PowerPoint Presentation:

NEEDLE POINT GEOMETRY

PowerPoint Presentation:

Needle Curvature

PowerPoint Presentation:

Needles are made of steel alloy ( Surgalloy ) with a Nucoat coating so they stay sharp for multiple passes through tissue Different needle points for different tissues Choose the needle that will cause the least trauma SUMMARY OF NEEDLES

PowerPoint Presentation:

USING NEEDLE HOLDER GRASP NEEDLE ABOUT 2/3 rds OF THE WAY BACK FROM POINT.

PowerPoint Presentation:

USE OF NEEDLE HOLDERS

PowerPoint Presentation:

NEEDLE HOLDER Remember!!!Thumb & ring finger into needle holder’s rings (NOT your middle finger!)

PowerPoint Presentation:

SUTURE PACKAGING

PowerPoint Presentation:

INDEX FINGER STABILIZES THE INSTRUMENT BY RESTING ON THE SHAFT.

PowerPoint Presentation:

CUTTING SKIN SUTURES With skin sutures, leave 3-4mm tail. Tail = amount of suture left above knot Tail is left because it helps prevent loosening or undoing of sutures. REMEMBER: Always ask the surgeon the desired length of suture tail before cutting!!

PowerPoint Presentation:

Buried sutures are left within the body.
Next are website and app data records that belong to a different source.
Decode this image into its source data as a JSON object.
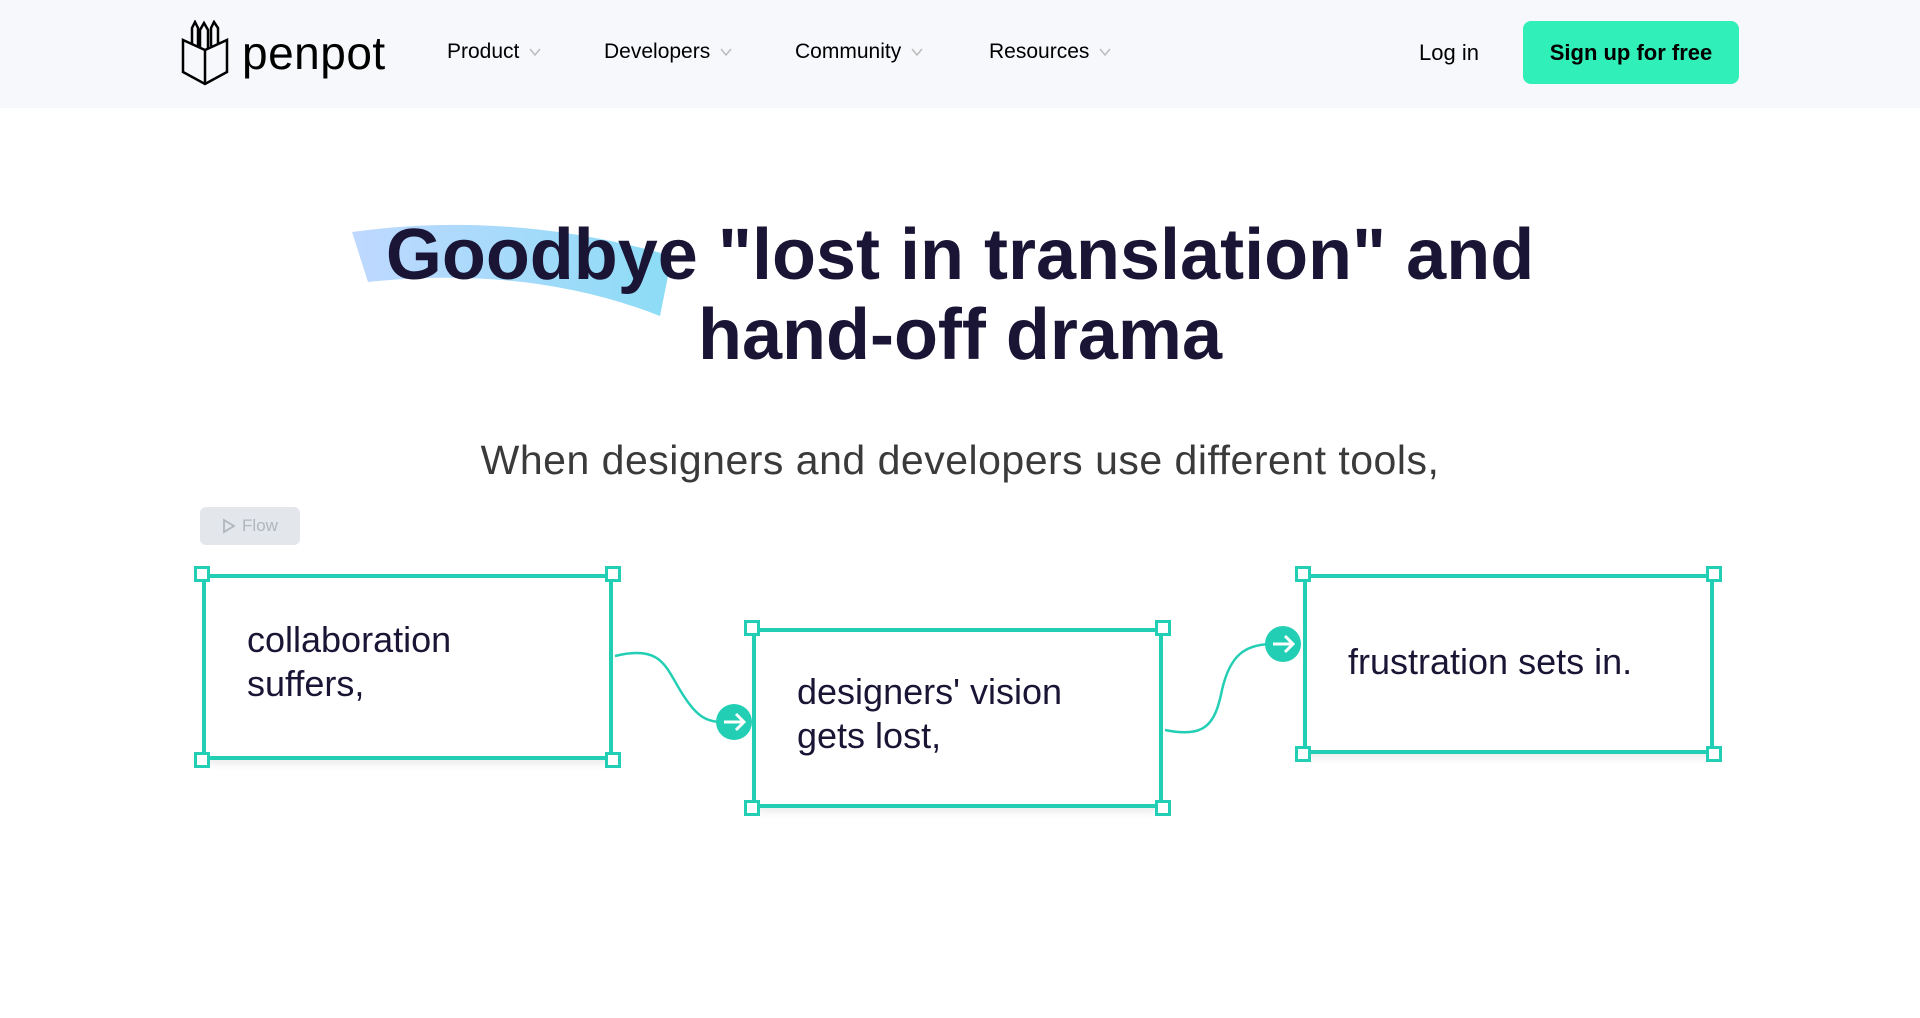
{
  "nav": {
    "logo_text": "penpot",
    "items": [
      {
        "label": "Product"
      },
      {
        "label": "Developers"
      },
      {
        "label": "Community"
      },
      {
        "label": "Resources"
      }
    ],
    "login": "Log in",
    "signup": "Sign up for free"
  },
  "hero": {
    "headline_line1": "Goodbye \"lost in translation\" and",
    "headline_line2": "hand-off drama",
    "subtitle": "When designers and developers use different tools,"
  },
  "flow": {
    "label": "Flow",
    "boxes": [
      {
        "line1": "collaboration",
        "line2": "suffers,"
      },
      {
        "line1": "designers' vision",
        "line2": "gets lost,"
      },
      {
        "line1": "frustration sets in.",
        "line2": ""
      }
    ]
  },
  "colors": {
    "accent": "#31efb8",
    "frame": "#22cfb4",
    "text": "#1a1535"
  }
}
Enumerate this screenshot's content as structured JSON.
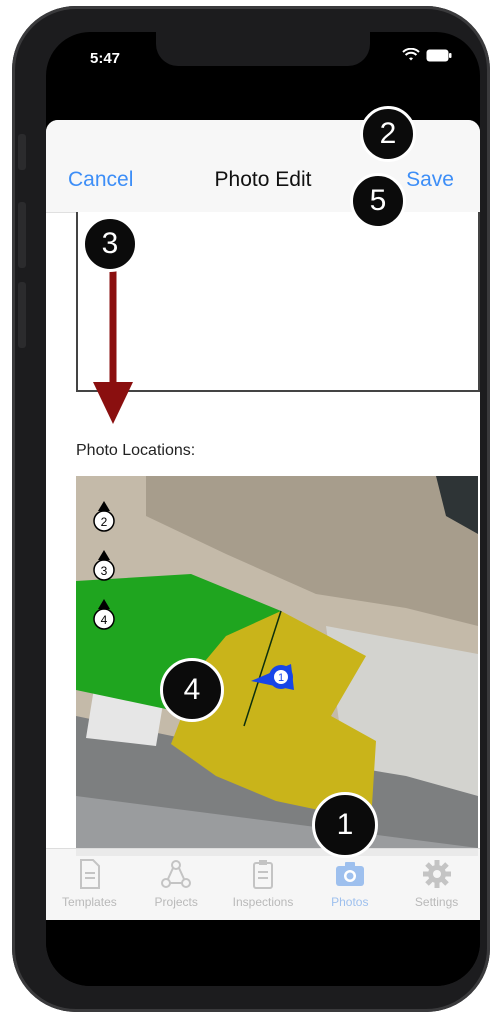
{
  "status": {
    "time": "5:47"
  },
  "navbar": {
    "cancel_label": "Cancel",
    "title": "Photo Edit",
    "save_label": "Save"
  },
  "section": {
    "photo_locations_label": "Photo Locations:"
  },
  "map": {
    "markers": [
      "1",
      "2",
      "3",
      "4"
    ],
    "zone_colors": {
      "green": "#1fa51f",
      "yellow": "#c9b41a",
      "marker_blue": "#1746e8"
    }
  },
  "tabbar": {
    "items": [
      {
        "label": "Templates",
        "icon": "document-icon"
      },
      {
        "label": "Projects",
        "icon": "projects-icon"
      },
      {
        "label": "Inspections",
        "icon": "clipboard-icon"
      },
      {
        "label": "Photos",
        "icon": "camera-icon"
      },
      {
        "label": "Settings",
        "icon": "gear-icon"
      }
    ],
    "active": "Photos"
  },
  "callouts": [
    "1",
    "2",
    "3",
    "4",
    "5"
  ],
  "colors": {
    "accent": "#3d8ef7",
    "arrow": "#8a0f0f",
    "badge": "#0b0b0b"
  }
}
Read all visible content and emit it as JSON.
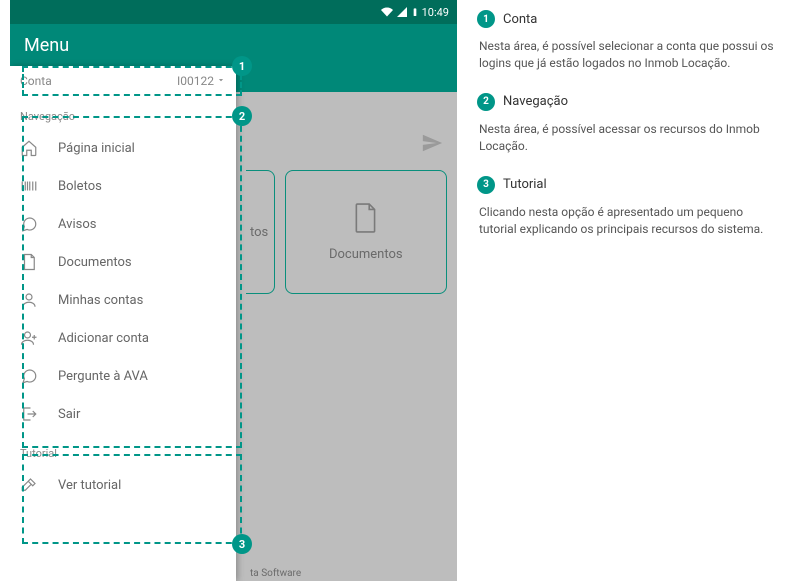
{
  "statusbar": {
    "time": "10:49"
  },
  "appbar": {
    "title": "Menu"
  },
  "account": {
    "label": "Conta",
    "value": "I00122"
  },
  "nav_header": "Navegação",
  "nav_items": [
    {
      "label": "Página inicial"
    },
    {
      "label": "Boletos"
    },
    {
      "label": "Avisos"
    },
    {
      "label": "Documentos"
    },
    {
      "label": "Minhas contas"
    },
    {
      "label": "Adicionar conta"
    },
    {
      "label": "Pergunte à AVA"
    },
    {
      "label": "Sair"
    }
  ],
  "tutorial_header": "Tutorial",
  "tutorial_item": {
    "label": "Ver tutorial"
  },
  "underlay": {
    "card_partial_label": "tos",
    "card_label": "Documentos",
    "footer": "ta Software"
  },
  "markers": {
    "m1": "1",
    "m2": "2",
    "m3": "3"
  },
  "doc": {
    "s1": {
      "num": "1",
      "title": "Conta",
      "body": "Nesta área, é possível selecionar a conta que possui os logins que já estão logados no Inmob Locação."
    },
    "s2": {
      "num": "2",
      "title": "Navegação",
      "body": "Nesta área, é possível acessar os recursos do Inmob Locação."
    },
    "s3": {
      "num": "3",
      "title": "Tutorial",
      "body": "Clicando nesta opção é apresentado um pequeno tutorial explicando os principais recursos do sistema."
    }
  }
}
Cut the suture on the knot, leaving no tail behind. REMEMBER: Always ask the surgeon the desired length of suture tail before cutting!! CUTTING DEEP SUTURES

PowerPoint Presentation:

With a braidedmaterial , such as silk, a 3rdthrow (replicating the first) would be placed to secure the knot. If a slippery monofilamentmaterial , such as nylonwere being used, one would place 5 or 6 throws of alternating construction in order to minimize knot slippage. KNOTS

PowerPoint Presentation:

Face:3-4days Scalp:5days Trunk:7days Armor leg:7-10days Foot:10-14days WHEN CAN I REMOVE THE SUTURES?

PowerPoint Presentation:

Thank you

authorStream Live Help